*PROMPT*
Reproduce what is written in the records below exactly, and leave out the images.

····················

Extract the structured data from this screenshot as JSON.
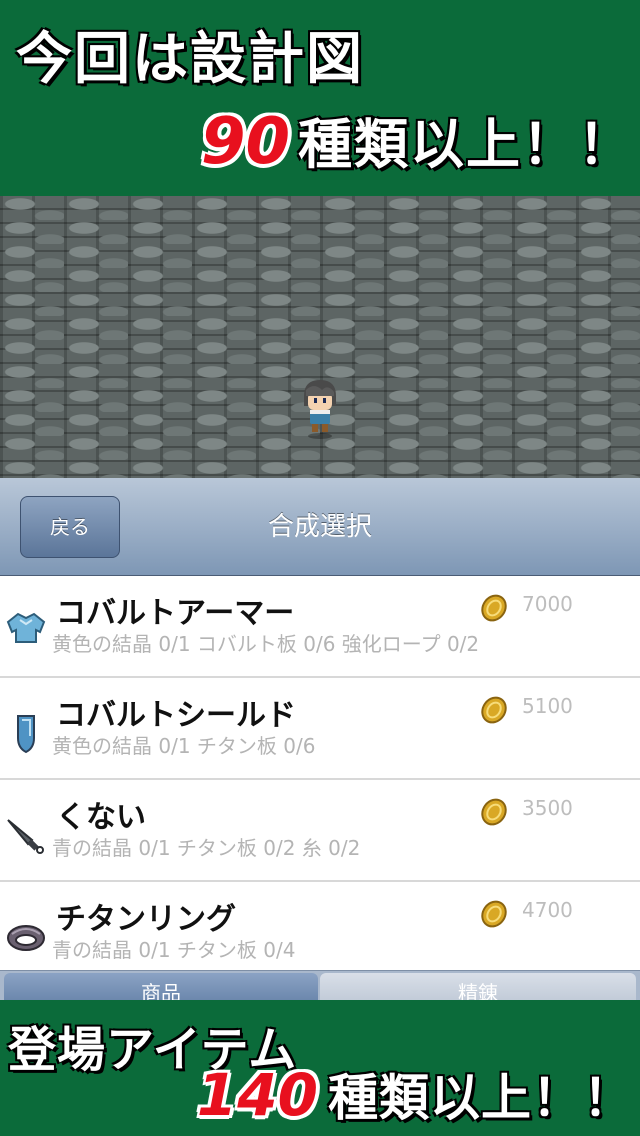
{
  "top_banner": {
    "title": "今回は設計図",
    "number": "90",
    "suffix": "種類以上！！"
  },
  "navbar": {
    "back_label": "戻る",
    "title": "合成選択"
  },
  "items": [
    {
      "name": "コバルトアーマー",
      "requirements": "黄色の結晶 0/1 コバルト板 0/6 強化ロープ 0/2",
      "price": "7000",
      "icon": "armor-icon"
    },
    {
      "name": "コバルトシールド",
      "requirements": "黄色の結晶 0/1 チタン板 0/6",
      "price": "5100",
      "icon": "shield-icon"
    },
    {
      "name": "くない",
      "requirements": "青の結晶 0/1 チタン板 0/2 糸 0/2",
      "price": "3500",
      "icon": "kunai-icon"
    },
    {
      "name": "チタンリング",
      "requirements": "青の結晶 0/1 チタン板 0/4",
      "price": "4700",
      "icon": "ring-icon"
    }
  ],
  "tabs": [
    "商品",
    "精錬"
  ],
  "bottom_banner": {
    "title": "登場アイテム",
    "number": "140",
    "suffix": "種類以上！！"
  },
  "colors": {
    "banner_green": "#0b6b3a",
    "highlight_red": "#e8101e",
    "navbar_blue": "#7e97b5"
  }
}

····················

*REPLY TO THE TASK*
Extract the structured data from this screenshot as JSON.
{
  "top_banner": {
    "title": "今回は設計図",
    "number": "90",
    "suffix": "種類以上！！"
  },
  "navbar": {
    "back_label": "戻る",
    "title": "合成選択"
  },
  "items": [
    {
      "name": "コバルトアーマー",
      "requirements": "黄色の結晶 0/1 コバルト板 0/6 強化ロープ 0/2",
      "price": "7000",
      "icon": "armor-icon"
    },
    {
      "name": "コバルトシールド",
      "requirements": "黄色の結晶 0/1 チタン板 0/6",
      "price": "5100",
      "icon": "shield-icon"
    },
    {
      "name": "くない",
      "requirements": "青の結晶 0/1 チタン板 0/2 糸 0/2",
      "price": "3500",
      "icon": "kunai-icon"
    },
    {
      "name": "チタンリング",
      "requirements": "青の結晶 0/1 チタン板 0/4",
      "price": "4700",
      "icon": "ring-icon"
    }
  ],
  "tabs": [
    "商品",
    "精錬"
  ],
  "bottom_banner": {
    "title": "登場アイテム",
    "number": "140",
    "suffix": "種類以上！！"
  },
  "colors": {
    "banner_green": "#0b6b3a",
    "highlight_red": "#e8101e",
    "navbar_blue": "#7e97b5"
  }
}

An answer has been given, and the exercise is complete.